= Exercise instructions =
Scan the data beneath this task and copy each line that includes "Distribution".
- Opening Delimiter -
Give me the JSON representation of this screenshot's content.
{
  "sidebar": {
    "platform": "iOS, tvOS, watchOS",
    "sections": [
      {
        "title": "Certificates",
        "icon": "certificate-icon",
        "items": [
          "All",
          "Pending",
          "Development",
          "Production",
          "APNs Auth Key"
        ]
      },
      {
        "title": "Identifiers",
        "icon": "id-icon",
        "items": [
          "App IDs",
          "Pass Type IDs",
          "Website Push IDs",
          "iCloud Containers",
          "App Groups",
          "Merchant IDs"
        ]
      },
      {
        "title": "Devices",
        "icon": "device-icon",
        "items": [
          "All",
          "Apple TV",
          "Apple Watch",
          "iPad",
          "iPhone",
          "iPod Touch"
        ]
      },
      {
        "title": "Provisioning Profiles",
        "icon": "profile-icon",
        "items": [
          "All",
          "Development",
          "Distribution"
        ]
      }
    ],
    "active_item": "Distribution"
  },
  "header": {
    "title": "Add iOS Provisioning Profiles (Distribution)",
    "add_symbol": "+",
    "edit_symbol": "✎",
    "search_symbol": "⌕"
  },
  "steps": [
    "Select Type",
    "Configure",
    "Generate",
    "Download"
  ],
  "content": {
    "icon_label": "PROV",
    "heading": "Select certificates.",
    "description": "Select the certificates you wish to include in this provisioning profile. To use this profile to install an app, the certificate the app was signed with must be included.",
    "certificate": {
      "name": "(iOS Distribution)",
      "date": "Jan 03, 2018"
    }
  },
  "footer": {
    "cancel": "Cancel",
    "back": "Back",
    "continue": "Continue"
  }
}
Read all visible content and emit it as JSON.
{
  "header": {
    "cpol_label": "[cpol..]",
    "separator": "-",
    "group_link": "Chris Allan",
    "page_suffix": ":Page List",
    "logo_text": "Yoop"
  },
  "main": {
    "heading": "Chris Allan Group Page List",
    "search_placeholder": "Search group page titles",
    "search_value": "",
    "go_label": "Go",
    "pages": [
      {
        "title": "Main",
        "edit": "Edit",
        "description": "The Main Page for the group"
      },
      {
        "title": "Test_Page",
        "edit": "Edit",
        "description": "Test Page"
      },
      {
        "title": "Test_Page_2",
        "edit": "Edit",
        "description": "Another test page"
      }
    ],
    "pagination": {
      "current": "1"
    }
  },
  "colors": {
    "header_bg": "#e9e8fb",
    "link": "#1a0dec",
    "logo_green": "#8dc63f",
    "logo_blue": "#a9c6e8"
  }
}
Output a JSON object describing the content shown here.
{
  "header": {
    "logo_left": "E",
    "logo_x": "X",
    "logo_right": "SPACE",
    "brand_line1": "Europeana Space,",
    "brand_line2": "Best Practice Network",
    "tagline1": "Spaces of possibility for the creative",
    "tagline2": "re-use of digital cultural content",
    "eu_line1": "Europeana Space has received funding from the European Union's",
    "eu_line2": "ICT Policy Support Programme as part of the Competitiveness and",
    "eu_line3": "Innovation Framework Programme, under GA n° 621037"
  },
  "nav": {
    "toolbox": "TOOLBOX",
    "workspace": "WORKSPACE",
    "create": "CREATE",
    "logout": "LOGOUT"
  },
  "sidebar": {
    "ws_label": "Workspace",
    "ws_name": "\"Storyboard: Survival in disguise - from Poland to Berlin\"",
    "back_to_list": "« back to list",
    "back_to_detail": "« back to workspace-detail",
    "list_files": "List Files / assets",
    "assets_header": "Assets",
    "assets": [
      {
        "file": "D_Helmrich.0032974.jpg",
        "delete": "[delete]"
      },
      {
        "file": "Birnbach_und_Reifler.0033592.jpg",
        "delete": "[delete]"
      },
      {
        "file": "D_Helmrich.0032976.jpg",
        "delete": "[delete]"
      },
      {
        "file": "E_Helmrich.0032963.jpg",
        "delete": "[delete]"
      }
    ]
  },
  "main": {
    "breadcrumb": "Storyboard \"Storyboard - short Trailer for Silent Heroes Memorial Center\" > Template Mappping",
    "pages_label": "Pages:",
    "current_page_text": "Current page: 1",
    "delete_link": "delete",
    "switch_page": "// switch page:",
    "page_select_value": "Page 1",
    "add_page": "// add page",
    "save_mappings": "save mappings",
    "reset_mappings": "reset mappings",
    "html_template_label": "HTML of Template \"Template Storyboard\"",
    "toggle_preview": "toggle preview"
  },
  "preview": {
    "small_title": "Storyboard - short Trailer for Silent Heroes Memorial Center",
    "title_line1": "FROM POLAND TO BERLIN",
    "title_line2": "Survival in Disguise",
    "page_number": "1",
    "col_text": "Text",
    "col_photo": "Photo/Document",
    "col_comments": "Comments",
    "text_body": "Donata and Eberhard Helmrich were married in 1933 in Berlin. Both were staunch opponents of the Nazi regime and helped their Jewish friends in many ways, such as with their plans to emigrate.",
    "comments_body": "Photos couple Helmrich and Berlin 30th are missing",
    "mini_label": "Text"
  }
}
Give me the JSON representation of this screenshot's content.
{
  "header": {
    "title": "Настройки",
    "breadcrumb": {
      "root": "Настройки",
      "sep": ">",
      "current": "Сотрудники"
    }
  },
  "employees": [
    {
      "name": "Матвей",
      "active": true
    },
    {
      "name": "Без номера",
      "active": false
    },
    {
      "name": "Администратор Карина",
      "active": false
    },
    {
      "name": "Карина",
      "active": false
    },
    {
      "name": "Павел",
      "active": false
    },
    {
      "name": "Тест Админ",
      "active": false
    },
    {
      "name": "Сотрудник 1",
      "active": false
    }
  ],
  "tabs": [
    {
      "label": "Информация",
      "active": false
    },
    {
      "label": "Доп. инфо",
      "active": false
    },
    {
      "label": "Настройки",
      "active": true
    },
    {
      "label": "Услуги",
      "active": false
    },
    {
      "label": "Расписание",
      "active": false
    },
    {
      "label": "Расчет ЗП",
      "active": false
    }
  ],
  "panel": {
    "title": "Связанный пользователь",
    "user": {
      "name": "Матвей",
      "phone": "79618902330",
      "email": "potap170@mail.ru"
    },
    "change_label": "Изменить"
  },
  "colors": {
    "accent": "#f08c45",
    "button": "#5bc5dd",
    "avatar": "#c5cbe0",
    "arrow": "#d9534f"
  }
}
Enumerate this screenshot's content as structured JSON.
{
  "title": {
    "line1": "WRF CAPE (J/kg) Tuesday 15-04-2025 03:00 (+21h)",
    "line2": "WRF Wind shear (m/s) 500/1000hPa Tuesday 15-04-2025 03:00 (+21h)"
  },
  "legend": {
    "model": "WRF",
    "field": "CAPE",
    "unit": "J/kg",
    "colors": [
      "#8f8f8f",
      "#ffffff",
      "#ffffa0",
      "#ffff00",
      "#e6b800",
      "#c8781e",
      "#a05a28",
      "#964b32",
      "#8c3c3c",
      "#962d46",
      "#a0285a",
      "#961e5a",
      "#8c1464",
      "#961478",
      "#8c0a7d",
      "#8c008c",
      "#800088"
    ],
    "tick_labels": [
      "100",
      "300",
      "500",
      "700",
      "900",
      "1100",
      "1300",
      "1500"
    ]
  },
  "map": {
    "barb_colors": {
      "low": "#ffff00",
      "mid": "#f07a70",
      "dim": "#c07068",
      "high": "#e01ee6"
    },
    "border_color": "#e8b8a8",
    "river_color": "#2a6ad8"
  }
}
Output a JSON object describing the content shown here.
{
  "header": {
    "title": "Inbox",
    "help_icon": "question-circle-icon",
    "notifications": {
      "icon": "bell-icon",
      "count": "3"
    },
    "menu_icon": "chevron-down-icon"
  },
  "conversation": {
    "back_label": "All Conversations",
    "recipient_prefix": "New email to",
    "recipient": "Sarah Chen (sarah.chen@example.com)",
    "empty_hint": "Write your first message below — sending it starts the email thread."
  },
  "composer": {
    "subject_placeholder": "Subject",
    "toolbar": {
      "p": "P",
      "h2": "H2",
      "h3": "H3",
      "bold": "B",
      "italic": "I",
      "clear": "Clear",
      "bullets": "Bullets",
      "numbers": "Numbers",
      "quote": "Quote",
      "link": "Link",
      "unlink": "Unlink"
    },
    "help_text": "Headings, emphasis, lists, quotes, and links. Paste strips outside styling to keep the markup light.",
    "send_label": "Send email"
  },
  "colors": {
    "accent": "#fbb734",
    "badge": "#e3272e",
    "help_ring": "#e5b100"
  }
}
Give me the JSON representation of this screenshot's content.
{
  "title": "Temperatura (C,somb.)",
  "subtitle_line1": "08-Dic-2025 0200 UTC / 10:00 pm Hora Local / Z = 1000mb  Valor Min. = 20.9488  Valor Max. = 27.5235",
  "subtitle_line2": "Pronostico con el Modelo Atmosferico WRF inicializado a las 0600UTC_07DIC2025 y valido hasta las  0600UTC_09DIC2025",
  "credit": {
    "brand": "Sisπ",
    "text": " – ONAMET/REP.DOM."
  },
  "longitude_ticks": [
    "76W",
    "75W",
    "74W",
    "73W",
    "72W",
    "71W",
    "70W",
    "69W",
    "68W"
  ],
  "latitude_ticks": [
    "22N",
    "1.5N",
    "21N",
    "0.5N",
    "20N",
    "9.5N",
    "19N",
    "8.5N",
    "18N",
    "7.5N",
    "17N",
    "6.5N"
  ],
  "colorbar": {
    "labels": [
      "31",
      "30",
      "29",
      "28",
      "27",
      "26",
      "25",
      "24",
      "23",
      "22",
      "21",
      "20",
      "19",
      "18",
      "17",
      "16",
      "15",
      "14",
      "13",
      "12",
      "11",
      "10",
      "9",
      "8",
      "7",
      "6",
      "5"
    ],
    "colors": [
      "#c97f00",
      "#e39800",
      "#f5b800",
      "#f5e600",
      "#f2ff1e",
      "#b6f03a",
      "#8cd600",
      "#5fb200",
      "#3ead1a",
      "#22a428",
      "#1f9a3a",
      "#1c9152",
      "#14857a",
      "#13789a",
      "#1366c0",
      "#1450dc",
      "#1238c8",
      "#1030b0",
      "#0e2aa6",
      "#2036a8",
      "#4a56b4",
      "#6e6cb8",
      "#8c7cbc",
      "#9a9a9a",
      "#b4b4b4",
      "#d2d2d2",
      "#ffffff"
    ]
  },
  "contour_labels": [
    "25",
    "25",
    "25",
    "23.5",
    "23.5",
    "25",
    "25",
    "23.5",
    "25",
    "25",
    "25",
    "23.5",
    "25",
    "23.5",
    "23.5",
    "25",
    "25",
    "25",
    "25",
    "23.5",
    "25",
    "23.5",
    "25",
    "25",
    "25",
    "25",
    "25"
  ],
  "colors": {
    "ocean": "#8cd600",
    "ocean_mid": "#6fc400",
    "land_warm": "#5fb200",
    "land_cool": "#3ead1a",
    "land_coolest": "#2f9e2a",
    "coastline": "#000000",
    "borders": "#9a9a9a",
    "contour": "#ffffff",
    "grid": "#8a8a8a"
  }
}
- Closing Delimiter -
= Written answer =
          "Distribution"
    "active_item": "Distribution"
    "title": "Add iOS Provisioning Profiles (Distribution)",
      "name": "(iOS Distribution)",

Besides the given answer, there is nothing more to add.